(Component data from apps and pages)
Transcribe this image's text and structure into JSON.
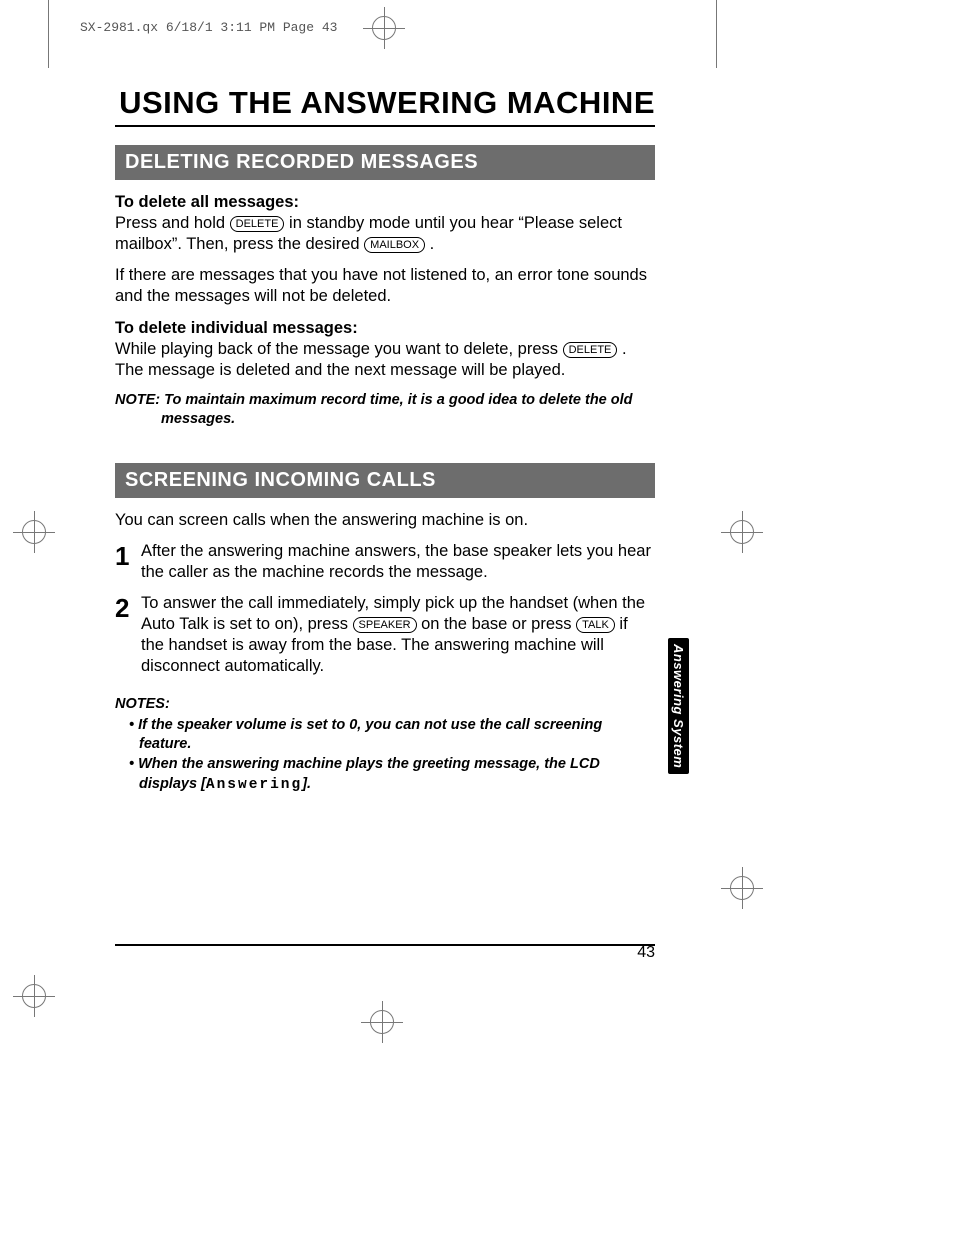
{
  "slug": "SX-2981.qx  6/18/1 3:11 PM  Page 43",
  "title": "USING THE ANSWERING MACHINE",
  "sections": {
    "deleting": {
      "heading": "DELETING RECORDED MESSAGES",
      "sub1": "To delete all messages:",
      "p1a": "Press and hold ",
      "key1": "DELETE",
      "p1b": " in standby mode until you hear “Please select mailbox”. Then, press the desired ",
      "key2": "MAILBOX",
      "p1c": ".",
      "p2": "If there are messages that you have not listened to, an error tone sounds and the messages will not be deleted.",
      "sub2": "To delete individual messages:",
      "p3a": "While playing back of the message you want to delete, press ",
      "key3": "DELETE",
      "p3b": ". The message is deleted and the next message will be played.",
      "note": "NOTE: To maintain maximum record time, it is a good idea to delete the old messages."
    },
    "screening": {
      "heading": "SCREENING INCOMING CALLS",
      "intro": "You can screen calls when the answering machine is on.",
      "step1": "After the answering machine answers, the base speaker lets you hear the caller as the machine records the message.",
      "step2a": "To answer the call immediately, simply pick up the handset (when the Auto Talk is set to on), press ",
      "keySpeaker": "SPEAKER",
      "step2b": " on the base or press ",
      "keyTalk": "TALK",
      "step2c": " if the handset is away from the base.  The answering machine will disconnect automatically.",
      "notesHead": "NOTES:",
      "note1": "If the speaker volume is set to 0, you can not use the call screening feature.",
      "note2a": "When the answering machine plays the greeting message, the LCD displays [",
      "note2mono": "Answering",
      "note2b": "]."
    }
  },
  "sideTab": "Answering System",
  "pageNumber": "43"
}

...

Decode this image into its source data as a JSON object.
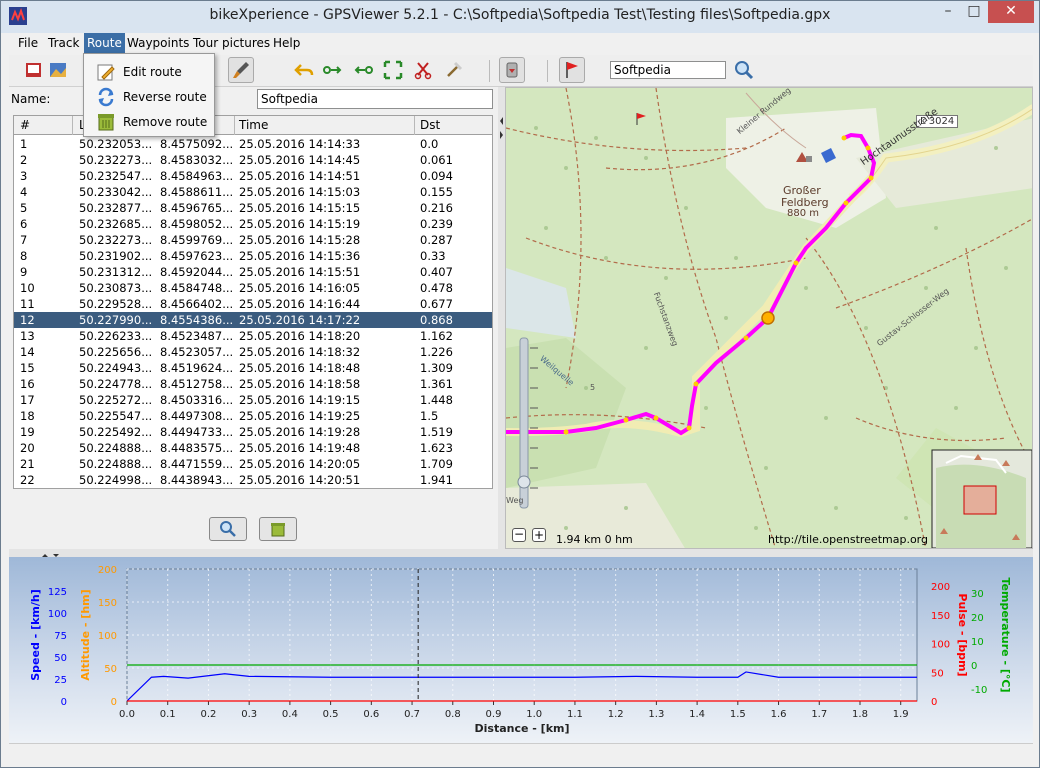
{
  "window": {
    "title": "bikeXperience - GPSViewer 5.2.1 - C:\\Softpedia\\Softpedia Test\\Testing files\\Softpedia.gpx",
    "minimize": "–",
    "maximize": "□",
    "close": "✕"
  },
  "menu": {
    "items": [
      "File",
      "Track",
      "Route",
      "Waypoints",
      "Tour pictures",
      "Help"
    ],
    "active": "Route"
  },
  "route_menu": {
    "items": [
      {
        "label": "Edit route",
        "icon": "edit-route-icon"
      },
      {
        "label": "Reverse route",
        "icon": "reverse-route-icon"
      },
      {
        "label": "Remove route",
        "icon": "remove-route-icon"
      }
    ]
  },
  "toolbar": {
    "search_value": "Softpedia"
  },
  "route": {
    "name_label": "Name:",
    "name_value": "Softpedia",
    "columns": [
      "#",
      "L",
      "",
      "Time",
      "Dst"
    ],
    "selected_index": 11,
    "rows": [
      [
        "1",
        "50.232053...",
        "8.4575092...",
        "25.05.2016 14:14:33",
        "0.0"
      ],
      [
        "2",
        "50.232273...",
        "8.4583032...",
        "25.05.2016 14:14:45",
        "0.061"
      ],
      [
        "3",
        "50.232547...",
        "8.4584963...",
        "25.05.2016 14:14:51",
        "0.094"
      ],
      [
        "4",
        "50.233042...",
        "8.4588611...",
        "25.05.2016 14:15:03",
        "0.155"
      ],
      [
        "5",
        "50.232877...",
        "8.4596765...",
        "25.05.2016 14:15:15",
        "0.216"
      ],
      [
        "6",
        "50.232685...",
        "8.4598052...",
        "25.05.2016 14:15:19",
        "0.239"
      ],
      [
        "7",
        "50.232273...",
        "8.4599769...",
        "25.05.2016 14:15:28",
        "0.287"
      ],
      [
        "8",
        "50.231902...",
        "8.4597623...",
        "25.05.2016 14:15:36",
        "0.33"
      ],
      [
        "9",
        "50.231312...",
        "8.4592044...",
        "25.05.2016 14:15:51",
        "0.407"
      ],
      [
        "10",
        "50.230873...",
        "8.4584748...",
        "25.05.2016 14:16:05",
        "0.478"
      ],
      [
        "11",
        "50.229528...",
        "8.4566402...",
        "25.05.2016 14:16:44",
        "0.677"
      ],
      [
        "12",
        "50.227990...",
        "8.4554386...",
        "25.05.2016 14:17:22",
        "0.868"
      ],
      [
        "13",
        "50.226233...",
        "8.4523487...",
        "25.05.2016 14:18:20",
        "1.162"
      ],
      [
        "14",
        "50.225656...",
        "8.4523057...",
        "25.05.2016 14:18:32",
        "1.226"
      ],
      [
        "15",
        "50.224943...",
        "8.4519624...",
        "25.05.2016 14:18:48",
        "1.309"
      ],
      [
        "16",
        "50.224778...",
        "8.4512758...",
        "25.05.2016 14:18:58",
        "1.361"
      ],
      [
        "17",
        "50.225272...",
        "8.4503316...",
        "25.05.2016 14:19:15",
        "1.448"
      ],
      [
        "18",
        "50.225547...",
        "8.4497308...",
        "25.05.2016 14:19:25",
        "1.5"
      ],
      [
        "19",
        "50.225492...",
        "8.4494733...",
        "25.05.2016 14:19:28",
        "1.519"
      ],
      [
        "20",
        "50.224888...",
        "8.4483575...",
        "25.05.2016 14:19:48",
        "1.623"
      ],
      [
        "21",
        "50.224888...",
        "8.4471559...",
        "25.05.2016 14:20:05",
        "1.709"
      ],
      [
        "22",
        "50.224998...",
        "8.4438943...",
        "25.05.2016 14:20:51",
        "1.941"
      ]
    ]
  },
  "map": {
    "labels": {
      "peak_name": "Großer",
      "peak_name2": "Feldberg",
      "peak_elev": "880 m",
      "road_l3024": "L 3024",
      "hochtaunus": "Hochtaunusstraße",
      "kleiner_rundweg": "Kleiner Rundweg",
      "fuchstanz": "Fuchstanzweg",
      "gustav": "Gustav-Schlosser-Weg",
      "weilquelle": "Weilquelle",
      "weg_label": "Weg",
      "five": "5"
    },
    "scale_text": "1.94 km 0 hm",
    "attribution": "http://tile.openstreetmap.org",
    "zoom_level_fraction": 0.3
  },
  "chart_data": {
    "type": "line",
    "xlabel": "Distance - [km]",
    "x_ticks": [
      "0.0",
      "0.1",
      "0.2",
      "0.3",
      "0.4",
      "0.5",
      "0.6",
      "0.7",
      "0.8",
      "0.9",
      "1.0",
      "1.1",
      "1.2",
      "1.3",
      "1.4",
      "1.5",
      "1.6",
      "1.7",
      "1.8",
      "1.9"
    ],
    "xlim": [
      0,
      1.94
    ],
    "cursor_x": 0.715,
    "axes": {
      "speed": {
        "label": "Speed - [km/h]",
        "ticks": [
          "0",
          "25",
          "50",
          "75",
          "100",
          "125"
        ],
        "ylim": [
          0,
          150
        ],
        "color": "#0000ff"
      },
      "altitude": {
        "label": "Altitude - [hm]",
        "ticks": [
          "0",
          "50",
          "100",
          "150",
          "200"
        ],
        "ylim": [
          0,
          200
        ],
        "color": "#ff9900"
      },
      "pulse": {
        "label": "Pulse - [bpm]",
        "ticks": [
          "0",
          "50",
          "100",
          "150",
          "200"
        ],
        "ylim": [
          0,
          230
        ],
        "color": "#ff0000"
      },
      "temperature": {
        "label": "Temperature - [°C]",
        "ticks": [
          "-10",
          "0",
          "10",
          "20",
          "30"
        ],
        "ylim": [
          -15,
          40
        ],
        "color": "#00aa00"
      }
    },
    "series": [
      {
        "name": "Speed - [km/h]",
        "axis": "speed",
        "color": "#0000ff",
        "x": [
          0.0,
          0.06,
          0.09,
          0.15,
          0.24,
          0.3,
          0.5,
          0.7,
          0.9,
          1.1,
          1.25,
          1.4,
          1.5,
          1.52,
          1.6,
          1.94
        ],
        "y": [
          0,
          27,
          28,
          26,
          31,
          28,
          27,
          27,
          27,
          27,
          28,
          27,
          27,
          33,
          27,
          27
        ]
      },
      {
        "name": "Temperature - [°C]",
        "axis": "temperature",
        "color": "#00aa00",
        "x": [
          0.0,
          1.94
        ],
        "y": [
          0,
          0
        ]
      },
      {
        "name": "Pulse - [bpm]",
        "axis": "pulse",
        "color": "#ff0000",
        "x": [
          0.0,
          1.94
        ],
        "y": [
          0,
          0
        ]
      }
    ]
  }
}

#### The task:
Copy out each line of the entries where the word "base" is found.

#### Result:
      "step1": "After the answering machine answers, the base speaker lets you hear the caller as the machine records the message.",
      "step2b": " on the base or press ",
      "step2c": " if the handset is away from the base.  The answering machine will disconnect automatically.",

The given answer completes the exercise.